As Nerdwallet explains, in certain circumstances your creditors have recourse to claim your assets to fulfill your outstanding amounts.
The probate estate
Your creditors can make claims against your estate during probate. If a court finds the claims have validity, your executor will use the assets in your probate estate to pay the debts.
If there is not enough money in your accounts, your executor might sell some of your property to pay your creditors. However, in the event your estate lacks enough assets to cover all your debts, your creditors may take less than what they were hoping for or nothing at all.
Creditors generally have a much tougher time claiming assets that are not a part of your probate estate. Non-probate assets pass directly to beneficiaries, so they do not require court action. Common examples include life insurance policies and pay-on-death accounts.
However, there is a way for non-probate assets to still end up in a probate estate. Non-probate assets depend on a beneficiary designation to transfer ownership. If your beneficiaries die and there are no backup beneficiaries, the asset might go into your probate estate and become subject to creditor claims.

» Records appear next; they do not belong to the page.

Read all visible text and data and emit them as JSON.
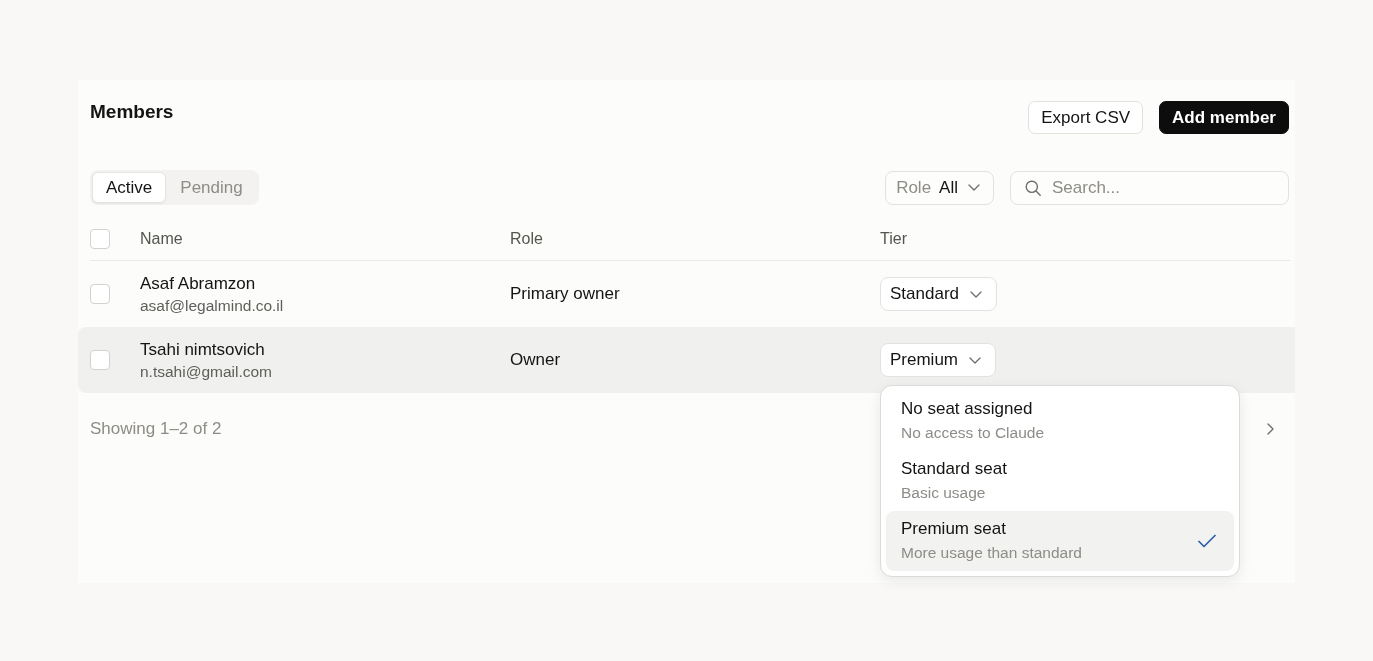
{
  "header": {
    "title": "Members",
    "buttons": [
      {
        "label": "Export CSV",
        "kind": "outline"
      },
      {
        "label": "Add member",
        "kind": "filled"
      }
    ]
  },
  "tabs": [
    {
      "label": "Active",
      "selected": true
    },
    {
      "label": "Pending",
      "selected": false
    }
  ],
  "filters": {
    "role": {
      "label": "Role",
      "value": "All"
    },
    "search": {
      "placeholder": "Search..."
    }
  },
  "table": {
    "select_all_checked": false,
    "columns": [
      "Name",
      "Role",
      "Tier"
    ],
    "rows": [
      {
        "name": "Asaf Abramzon",
        "email": "asaf@legalmind.co.il",
        "role": "Primary owner",
        "tier": "Standard",
        "checked": false,
        "highlighted": false
      },
      {
        "name": "Tsahi nimtsovich",
        "email": "n.tsahi@gmail.com",
        "role": "Owner",
        "tier": "Premium",
        "checked": false,
        "highlighted": true,
        "tier_menu": [
          {
            "title": "No seat assigned",
            "description": "No access to Claude",
            "selected": false
          },
          {
            "title": "Standard seat",
            "description": "Basic usage",
            "selected": false
          },
          {
            "title": "Premium seat",
            "description": "More usage than standard",
            "selected": true
          }
        ]
      }
    ]
  },
  "footer": {
    "summary": "Showing 1–2 of 2"
  }
}
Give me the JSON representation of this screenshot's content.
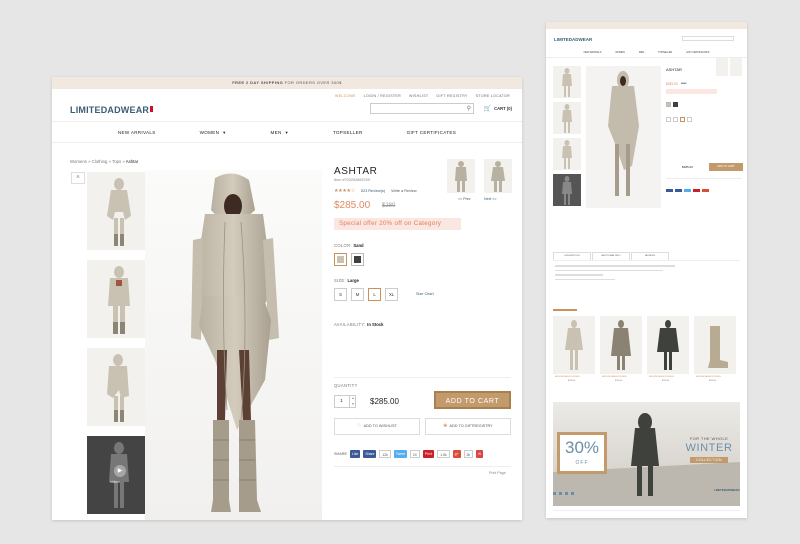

Losing property to creditors could deprive your family of some or even all of their inheritance. Taking steps to bypass probate might help you realize your estate wishes and protect your assets from creditor claims.